WASHINGTON, May 26, 2010 — North Korea was at the heart of discussions that Defense Secretary Robert M. Gates and Japanese Defense Minister Toshimi Kitazawa held at the Pentagon yesterday.
Gates thanked Kitazawa for the Japanese government’s strong response to North Korea’s sinking of the South Korean ship Cheonan in March. An international panel of experts concluded that North Korea fired a torpedo to sink the frigate in the Yellow Sea. The attack killed 46 Republic of Korea sailors.
“Both pledged unified support for the Republic of Korea and agreed to meet with their ROK counterpart for another trilateral meeting in Singapore on the margins of the June Shangri-La Security Conference,” Pentagon Press Secretary Geoff Morrell said in a written statement provided to reporters following the meeting.
Japanese Prime Minister Yukio Hatoyama said earlier this week that North Korea’s action “cannot be condoned by any means, and Japan, together with the international community, strongly condemns North Korea.” He said that Japan would continue close coordination and cooperation for regional peace and stability with the countries concerned, including the Republic of Korea and the United States.
Gates and Kitazawa covered a range of regional and global security issues, said Morrell, who noted the two senior defense officials had an “excellent discussion.”
“They obviously discussed the way forward for the Marine Corps Air Station Futenma Replacement Facility and the implementation of the military realignment agreement,” Morrell said.
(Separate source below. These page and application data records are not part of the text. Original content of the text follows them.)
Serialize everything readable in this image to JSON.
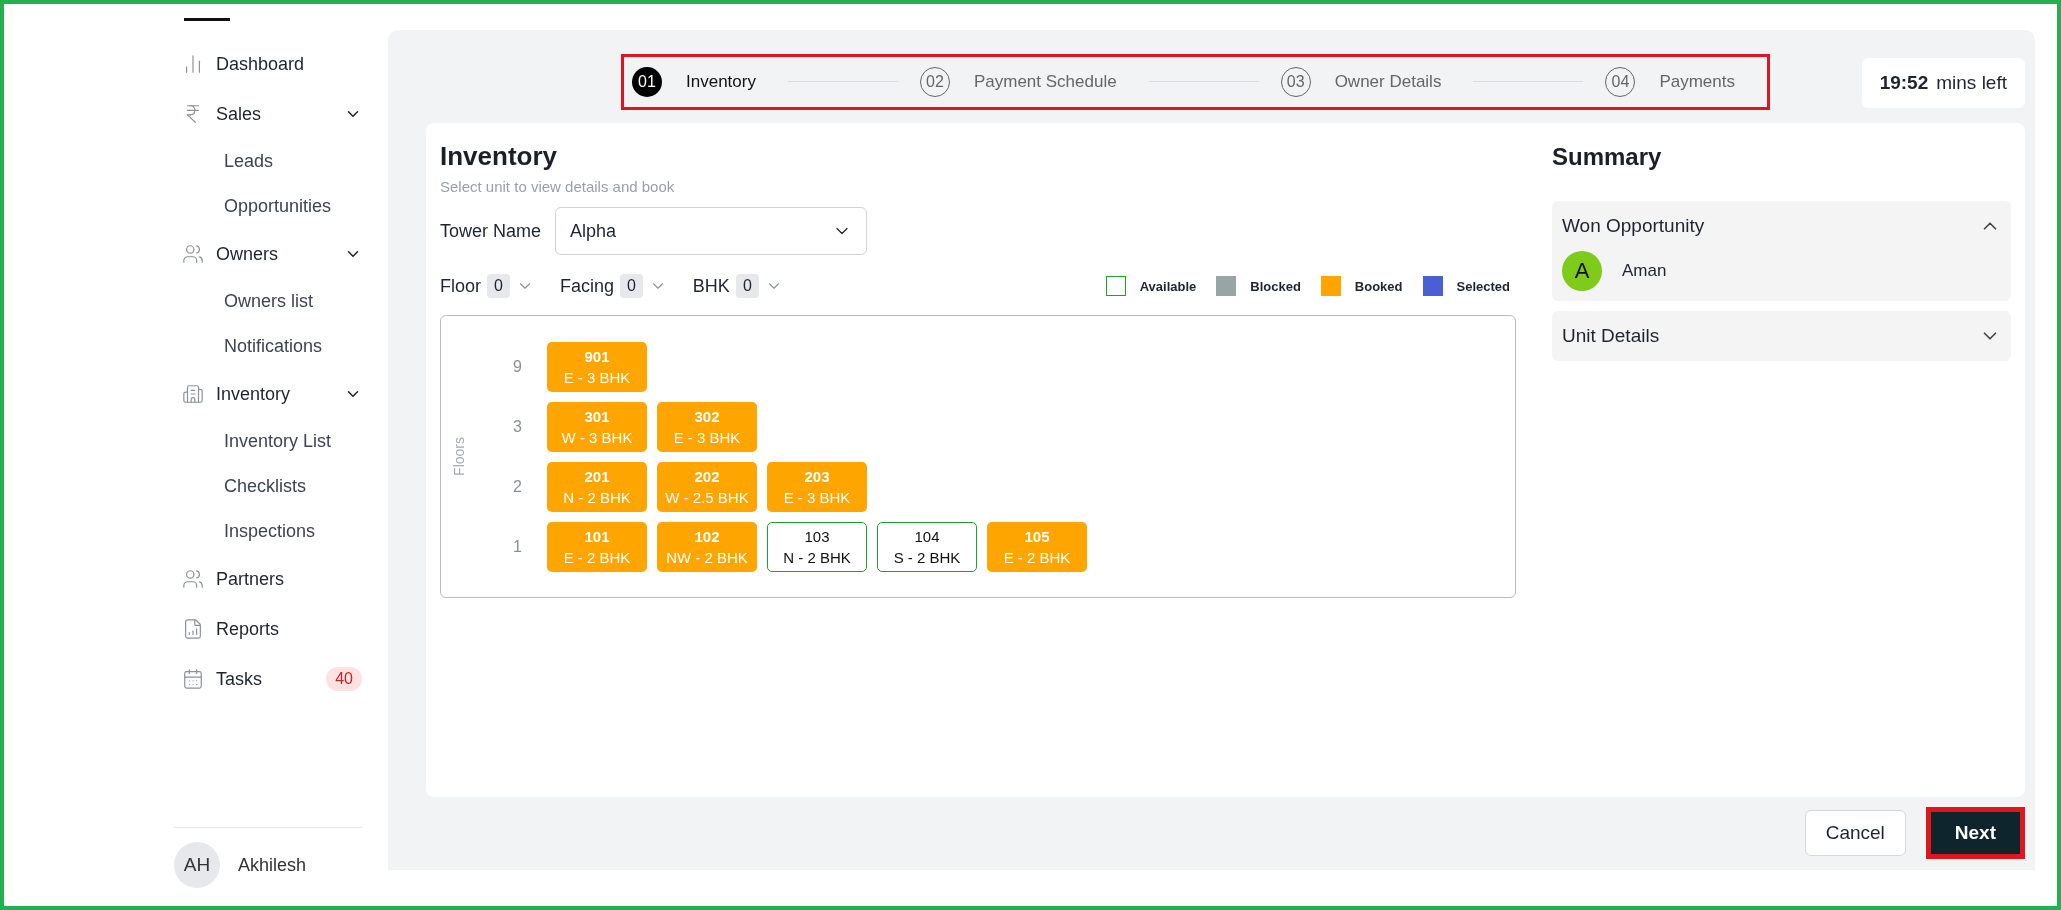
{
  "sidebar": {
    "items": [
      {
        "label": "Dashboard"
      },
      {
        "label": "Sales",
        "children": [
          {
            "label": "Leads"
          },
          {
            "label": "Opportunities"
          }
        ]
      },
      {
        "label": "Owners",
        "children": [
          {
            "label": "Owners list"
          },
          {
            "label": "Notifications"
          }
        ]
      },
      {
        "label": "Inventory",
        "children": [
          {
            "label": "Inventory List"
          },
          {
            "label": "Checklists"
          },
          {
            "label": "Inspections"
          }
        ]
      },
      {
        "label": "Partners"
      },
      {
        "label": "Reports"
      },
      {
        "label": "Tasks",
        "badge": "40"
      }
    ],
    "user": {
      "initials": "AH",
      "name": "Akhilesh"
    }
  },
  "stepper": {
    "steps": [
      {
        "number": "01",
        "label": "Inventory",
        "selected": true
      },
      {
        "number": "02",
        "label": "Payment Schedule",
        "selected": false
      },
      {
        "number": "03",
        "label": "Owner Details",
        "selected": false
      },
      {
        "number": "04",
        "label": "Payments",
        "selected": false
      }
    ]
  },
  "timer": {
    "time": "19:52",
    "suffix": "mins left"
  },
  "inventory": {
    "title": "Inventory",
    "subtitle": "Select unit to view details and book",
    "tower": {
      "label": "Tower Name",
      "value": "Alpha"
    },
    "filters": [
      {
        "label": "Floor",
        "count": "0"
      },
      {
        "label": "Facing",
        "count": "0"
      },
      {
        "label": "BHK",
        "count": "0"
      }
    ],
    "legend": [
      {
        "label": "Available",
        "kind": "available"
      },
      {
        "label": "Blocked",
        "kind": "blocked"
      },
      {
        "label": "Booked",
        "kind": "booked"
      },
      {
        "label": "Selected",
        "kind": "selected"
      }
    ],
    "axis_label": "Floors",
    "floors": [
      {
        "floor": "9",
        "units": [
          {
            "number": "901",
            "detail": "E - 3 BHK",
            "kind": "booked"
          }
        ]
      },
      {
        "floor": "3",
        "units": [
          {
            "number": "301",
            "detail": "W - 3 BHK",
            "kind": "booked"
          },
          {
            "number": "302",
            "detail": "E - 3 BHK",
            "kind": "booked"
          }
        ]
      },
      {
        "floor": "2",
        "units": [
          {
            "number": "201",
            "detail": "N - 2 BHK",
            "kind": "booked"
          },
          {
            "number": "202",
            "detail": "W - 2.5 BHK",
            "kind": "booked"
          },
          {
            "number": "203",
            "detail": "E - 3 BHK",
            "kind": "booked"
          }
        ]
      },
      {
        "floor": "1",
        "units": [
          {
            "number": "101",
            "detail": "E - 2 BHK",
            "kind": "booked"
          },
          {
            "number": "102",
            "detail": "NW - 2 BHK",
            "kind": "booked"
          },
          {
            "number": "103",
            "detail": "N - 2 BHK",
            "kind": "available"
          },
          {
            "number": "104",
            "detail": "S - 2 BHK",
            "kind": "available"
          },
          {
            "number": "105",
            "detail": "E - 2 BHK",
            "kind": "booked"
          }
        ]
      }
    ]
  },
  "summary": {
    "title": "Summary",
    "sections": [
      {
        "title": "Won Opportunity",
        "expanded": true,
        "contact": {
          "initial": "A",
          "name": "Aman"
        }
      },
      {
        "title": "Unit Details",
        "expanded": false
      }
    ]
  },
  "buttons": [
    {
      "label": "Cancel",
      "kind": "secondary"
    },
    {
      "label": "Next",
      "kind": "primary"
    }
  ]
}
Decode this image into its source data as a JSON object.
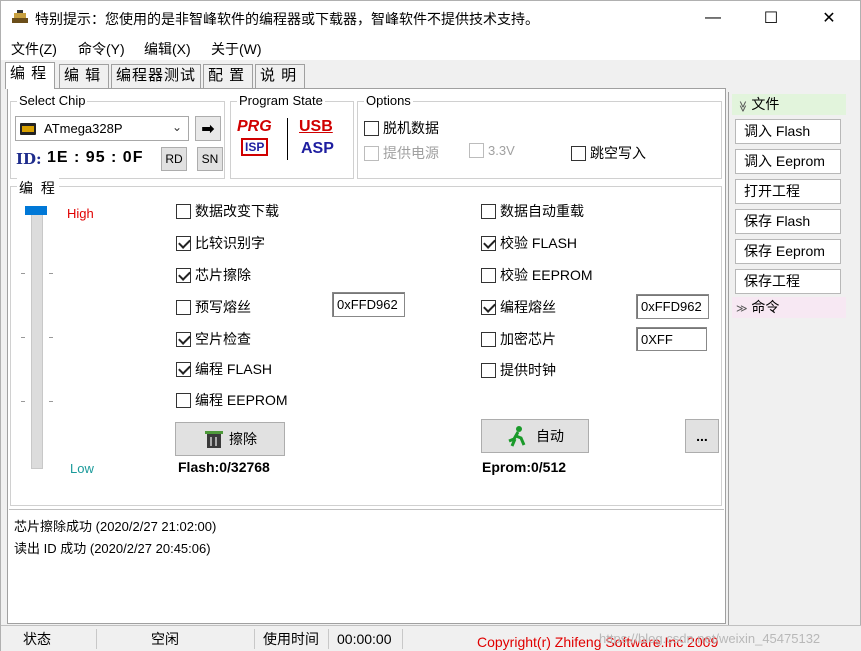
{
  "window": {
    "title": "特别提示：您使用的是非智峰软件的编程器或下载器，智峰软件不提供技术支持。",
    "minimize": "—",
    "maximize": "☐",
    "close": "✕"
  },
  "menu": [
    "文件(Z)",
    "命令(Y)",
    "编辑(X)",
    "关于(W)"
  ],
  "tabs": [
    "编 程",
    "编 辑",
    "编程器测试",
    "配 置",
    "说 明"
  ],
  "select_chip": {
    "label": "Select Chip",
    "value": "ATmega328P",
    "arrow": "⌄",
    "go": "➡"
  },
  "id": {
    "label": "ID:",
    "value": "1E : 95 : 0F",
    "rd": "RD",
    "sn": "SN"
  },
  "program_state": {
    "label": "Program State",
    "prg": "PRG",
    "isp": "ISP",
    "usb": "USB",
    "asp": "ASP"
  },
  "options": {
    "label": "Options",
    "offline": "脱机数据",
    "power": "提供电源",
    "v33": "3.3V",
    "skip": "跳空写入"
  },
  "program": {
    "label": "编 程",
    "high": "High",
    "low": "Low",
    "left_checks": [
      {
        "label": "数据改变下载",
        "checked": false
      },
      {
        "label": "比较识别字",
        "checked": true
      },
      {
        "label": "芯片擦除",
        "checked": true
      },
      {
        "label": "预写熔丝",
        "checked": false
      },
      {
        "label": "空片检查",
        "checked": true
      },
      {
        "label": "编程 FLASH",
        "checked": true
      },
      {
        "label": "编程 EEPROM",
        "checked": false
      }
    ],
    "right_checks": [
      {
        "label": "数据自动重载",
        "checked": false
      },
      {
        "label": "校验 FLASH",
        "checked": true
      },
      {
        "label": "校验 EEPROM",
        "checked": false
      },
      {
        "label": "编程熔丝",
        "checked": true
      },
      {
        "label": "加密芯片",
        "checked": false
      },
      {
        "label": "提供时钟",
        "checked": false
      }
    ],
    "prefuse_value": "0xFFD962",
    "fuse_value": "0xFFD962",
    "lock_value": "0XFF",
    "erase_button": "擦除",
    "auto_button": "自动",
    "more_button": "...",
    "flash_count": "Flash:0/32768",
    "eprom_count": "Eprom:0/512"
  },
  "log": [
    {
      "text": "芯片擦除成功",
      "time": "(2020/2/27 21:02:00)"
    },
    {
      "text": "读出 ID 成功",
      "time": "(2020/2/27 20:45:06)"
    }
  ],
  "side": {
    "file_head": "文件",
    "file_buttons": [
      "调入 Flash",
      "调入 Eeprom",
      "打开工程",
      "保存 Flash",
      "保存 Eeprom",
      "保存工程"
    ],
    "command_head": "命令",
    "expand_icon": "≫",
    "collapse_icon": "≫"
  },
  "status": {
    "state_label": "状态",
    "state_value": "空闲",
    "time_label": "使用时间",
    "time_value": "00:00:00",
    "copyright": "Copyright(r) Zhifeng Software.Inc 2009",
    "watermark": "https://blog.csdn.net/weixin_45475132"
  }
}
A 2006 roadmap signed by Japan and the United States would relocate the air base to a much-less settled area of Okinawa. Part of that plan would send 8,000 Marines – now based on Okinawa – to Guam.
Gates and Kitazawa also spoke about the activities of the Chinese navy, and agreed to continue to cooperate and to monitor Chinese actions in the region, according to Morrell. Gates also thanked Kitazawa for Japan’s support for sanctions against Iran and asked for continued cooperation on this matter at the United Nations.
“Both men acknowledged that we face many challenges around the world, but that there are also tremendous opportunities to work together to confront them,” Morrell said. “To that end, they agreed to find additional ways to strengthen and deepen the U.S.-Japan Alliance during this, the 50th anniversary of the Security Treaty, including more exchanges and intensified dialog.”
U.S. Department of Defense
Office of the Assistant Secretary of Defense (Public Affairs)